- [WORK TO COMPLETE]: From the records below, pull each line that has "Mick".

[Data records for software interfaces]
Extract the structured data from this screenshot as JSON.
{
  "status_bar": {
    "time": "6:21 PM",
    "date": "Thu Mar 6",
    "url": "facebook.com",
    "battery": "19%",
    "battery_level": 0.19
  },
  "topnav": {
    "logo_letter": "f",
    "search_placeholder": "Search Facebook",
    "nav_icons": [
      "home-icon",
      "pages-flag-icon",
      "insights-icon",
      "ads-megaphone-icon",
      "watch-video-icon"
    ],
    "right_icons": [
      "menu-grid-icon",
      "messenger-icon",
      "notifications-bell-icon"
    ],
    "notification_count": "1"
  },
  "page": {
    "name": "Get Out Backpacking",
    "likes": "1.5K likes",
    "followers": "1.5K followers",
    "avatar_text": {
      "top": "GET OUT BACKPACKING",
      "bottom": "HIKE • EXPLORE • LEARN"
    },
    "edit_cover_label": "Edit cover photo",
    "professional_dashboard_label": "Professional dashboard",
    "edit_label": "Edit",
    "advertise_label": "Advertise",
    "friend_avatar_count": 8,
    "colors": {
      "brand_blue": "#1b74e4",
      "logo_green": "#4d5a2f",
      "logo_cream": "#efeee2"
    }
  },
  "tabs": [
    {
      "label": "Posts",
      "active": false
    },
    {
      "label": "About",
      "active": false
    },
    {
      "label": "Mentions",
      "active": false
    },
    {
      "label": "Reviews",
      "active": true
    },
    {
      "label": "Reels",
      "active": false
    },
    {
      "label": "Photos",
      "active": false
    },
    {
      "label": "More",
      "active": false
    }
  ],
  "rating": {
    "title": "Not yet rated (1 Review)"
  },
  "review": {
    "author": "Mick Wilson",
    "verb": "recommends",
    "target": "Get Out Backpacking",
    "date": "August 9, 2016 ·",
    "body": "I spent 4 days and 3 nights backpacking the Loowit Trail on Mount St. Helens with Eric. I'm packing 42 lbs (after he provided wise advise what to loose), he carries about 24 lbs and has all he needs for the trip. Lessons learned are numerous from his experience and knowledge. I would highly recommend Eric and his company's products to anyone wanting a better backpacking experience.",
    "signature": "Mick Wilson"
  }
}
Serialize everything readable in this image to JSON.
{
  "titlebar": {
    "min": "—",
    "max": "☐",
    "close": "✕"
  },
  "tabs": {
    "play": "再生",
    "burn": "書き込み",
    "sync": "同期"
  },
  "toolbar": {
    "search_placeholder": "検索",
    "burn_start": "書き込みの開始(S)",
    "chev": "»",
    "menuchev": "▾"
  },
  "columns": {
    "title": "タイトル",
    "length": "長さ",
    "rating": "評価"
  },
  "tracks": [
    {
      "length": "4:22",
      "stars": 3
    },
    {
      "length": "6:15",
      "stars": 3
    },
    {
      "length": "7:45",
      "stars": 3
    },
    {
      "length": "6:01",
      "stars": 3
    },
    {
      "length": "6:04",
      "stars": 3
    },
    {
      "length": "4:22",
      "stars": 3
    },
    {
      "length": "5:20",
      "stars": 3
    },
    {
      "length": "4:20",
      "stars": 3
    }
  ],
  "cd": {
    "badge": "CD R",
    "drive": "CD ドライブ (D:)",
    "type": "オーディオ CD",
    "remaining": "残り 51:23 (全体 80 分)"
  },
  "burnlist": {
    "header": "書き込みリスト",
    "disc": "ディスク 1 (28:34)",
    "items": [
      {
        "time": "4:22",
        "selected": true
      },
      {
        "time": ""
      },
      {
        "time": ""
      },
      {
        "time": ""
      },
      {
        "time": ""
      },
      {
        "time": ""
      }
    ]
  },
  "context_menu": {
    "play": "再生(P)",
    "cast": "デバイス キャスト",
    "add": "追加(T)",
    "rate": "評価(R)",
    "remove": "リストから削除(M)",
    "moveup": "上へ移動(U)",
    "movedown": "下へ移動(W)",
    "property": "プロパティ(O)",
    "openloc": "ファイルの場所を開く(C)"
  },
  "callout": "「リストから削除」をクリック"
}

- [SOLUTION TO THE EXERCISE]:
    "author": "Mick Wilson",
    "signature": "Mick Wilson"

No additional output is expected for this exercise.